- _TO DO_
Whenever the word "Record" turns up in a line of the data below, copy that line.

▽

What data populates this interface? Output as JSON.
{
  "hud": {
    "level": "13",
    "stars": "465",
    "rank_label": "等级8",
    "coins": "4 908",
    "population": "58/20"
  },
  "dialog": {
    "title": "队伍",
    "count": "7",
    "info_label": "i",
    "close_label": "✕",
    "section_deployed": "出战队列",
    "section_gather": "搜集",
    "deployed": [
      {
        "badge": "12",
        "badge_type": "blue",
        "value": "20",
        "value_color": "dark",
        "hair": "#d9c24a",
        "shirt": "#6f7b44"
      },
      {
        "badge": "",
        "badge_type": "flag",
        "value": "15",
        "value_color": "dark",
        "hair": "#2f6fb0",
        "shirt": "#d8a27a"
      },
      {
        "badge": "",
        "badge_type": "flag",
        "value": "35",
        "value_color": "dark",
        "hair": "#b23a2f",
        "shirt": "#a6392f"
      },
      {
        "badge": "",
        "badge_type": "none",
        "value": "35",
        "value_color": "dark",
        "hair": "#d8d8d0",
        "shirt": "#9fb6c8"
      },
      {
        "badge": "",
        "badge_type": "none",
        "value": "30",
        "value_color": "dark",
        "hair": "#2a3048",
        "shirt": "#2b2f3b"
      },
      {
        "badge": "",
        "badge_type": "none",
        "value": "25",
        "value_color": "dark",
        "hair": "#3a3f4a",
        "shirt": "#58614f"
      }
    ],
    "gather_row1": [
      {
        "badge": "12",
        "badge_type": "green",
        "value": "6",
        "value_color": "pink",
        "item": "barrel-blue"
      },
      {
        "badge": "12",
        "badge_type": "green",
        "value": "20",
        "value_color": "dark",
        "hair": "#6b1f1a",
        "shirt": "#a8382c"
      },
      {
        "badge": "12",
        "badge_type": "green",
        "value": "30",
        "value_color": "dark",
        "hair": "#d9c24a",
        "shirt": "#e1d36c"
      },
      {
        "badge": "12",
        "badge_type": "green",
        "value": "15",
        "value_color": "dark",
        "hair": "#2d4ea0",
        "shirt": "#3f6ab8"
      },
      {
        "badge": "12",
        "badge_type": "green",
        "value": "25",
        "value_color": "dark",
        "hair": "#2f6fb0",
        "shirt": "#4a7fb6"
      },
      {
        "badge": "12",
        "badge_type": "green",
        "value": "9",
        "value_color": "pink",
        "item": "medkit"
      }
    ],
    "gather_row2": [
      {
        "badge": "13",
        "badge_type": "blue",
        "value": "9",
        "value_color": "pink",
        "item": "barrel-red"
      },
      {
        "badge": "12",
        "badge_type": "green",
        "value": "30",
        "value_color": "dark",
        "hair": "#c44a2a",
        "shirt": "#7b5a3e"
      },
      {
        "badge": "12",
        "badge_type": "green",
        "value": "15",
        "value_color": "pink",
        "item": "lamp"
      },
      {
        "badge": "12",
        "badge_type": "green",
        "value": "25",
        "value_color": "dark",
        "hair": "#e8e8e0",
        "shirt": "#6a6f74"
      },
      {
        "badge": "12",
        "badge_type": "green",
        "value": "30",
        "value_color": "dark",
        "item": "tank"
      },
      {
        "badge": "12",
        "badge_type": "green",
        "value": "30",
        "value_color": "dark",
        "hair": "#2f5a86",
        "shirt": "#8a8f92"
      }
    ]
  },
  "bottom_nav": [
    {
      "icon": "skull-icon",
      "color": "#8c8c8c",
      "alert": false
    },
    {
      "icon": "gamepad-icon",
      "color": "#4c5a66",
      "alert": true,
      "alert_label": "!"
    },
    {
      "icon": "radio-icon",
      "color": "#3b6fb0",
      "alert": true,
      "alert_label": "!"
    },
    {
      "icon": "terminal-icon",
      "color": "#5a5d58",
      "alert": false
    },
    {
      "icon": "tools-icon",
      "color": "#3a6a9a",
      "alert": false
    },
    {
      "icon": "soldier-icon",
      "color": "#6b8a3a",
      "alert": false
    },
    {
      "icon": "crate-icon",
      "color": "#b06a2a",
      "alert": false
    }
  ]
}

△
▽

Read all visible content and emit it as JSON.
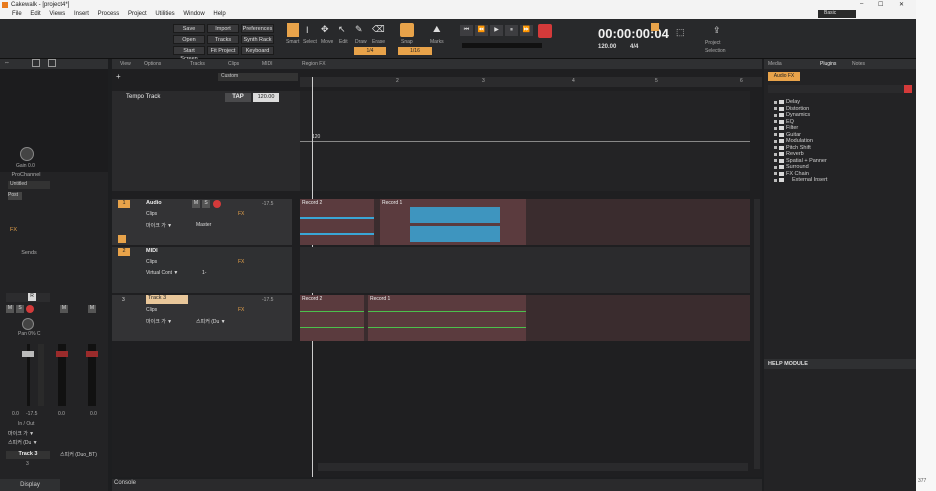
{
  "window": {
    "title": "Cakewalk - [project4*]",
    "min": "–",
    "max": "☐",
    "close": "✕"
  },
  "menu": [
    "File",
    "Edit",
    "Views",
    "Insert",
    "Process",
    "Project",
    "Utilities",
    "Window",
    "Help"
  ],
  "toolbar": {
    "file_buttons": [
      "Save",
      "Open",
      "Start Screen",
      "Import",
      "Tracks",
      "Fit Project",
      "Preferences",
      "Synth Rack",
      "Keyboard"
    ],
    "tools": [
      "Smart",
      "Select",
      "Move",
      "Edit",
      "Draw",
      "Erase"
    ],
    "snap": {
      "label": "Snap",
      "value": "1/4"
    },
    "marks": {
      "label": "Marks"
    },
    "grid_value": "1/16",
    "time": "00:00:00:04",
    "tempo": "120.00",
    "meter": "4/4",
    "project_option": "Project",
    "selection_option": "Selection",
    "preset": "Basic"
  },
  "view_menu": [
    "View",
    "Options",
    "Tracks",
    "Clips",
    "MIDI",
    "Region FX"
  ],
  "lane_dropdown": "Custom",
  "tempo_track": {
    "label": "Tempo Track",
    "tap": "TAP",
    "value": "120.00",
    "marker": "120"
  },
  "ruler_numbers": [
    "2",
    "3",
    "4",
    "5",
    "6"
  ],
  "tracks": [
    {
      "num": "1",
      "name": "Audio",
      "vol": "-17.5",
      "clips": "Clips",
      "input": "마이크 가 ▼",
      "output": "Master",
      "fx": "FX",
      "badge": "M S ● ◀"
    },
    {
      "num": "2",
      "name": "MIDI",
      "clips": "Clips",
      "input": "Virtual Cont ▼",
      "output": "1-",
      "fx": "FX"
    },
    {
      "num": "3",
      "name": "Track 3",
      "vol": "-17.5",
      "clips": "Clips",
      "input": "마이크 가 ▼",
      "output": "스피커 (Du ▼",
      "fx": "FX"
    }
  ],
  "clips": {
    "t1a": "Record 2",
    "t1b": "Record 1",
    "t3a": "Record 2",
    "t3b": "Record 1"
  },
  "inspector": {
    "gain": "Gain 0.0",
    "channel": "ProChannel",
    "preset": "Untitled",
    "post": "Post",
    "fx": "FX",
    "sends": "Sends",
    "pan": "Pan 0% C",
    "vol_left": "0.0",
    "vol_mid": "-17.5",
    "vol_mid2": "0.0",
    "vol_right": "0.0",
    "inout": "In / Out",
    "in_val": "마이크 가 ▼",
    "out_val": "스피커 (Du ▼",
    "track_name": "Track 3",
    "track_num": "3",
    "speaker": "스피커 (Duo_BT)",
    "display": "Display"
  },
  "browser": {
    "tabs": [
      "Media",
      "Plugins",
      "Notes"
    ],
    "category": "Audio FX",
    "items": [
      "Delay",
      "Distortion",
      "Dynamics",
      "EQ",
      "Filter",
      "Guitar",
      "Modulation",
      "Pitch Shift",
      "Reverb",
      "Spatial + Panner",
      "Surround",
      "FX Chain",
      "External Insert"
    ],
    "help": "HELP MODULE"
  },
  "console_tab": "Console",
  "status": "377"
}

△

- _ANSWER FOR THE TASK_
    "t1a": "Record 2",
    "t1b": "Record 1",
    "t3a": "Record 2",
    "t3b": "Record 1"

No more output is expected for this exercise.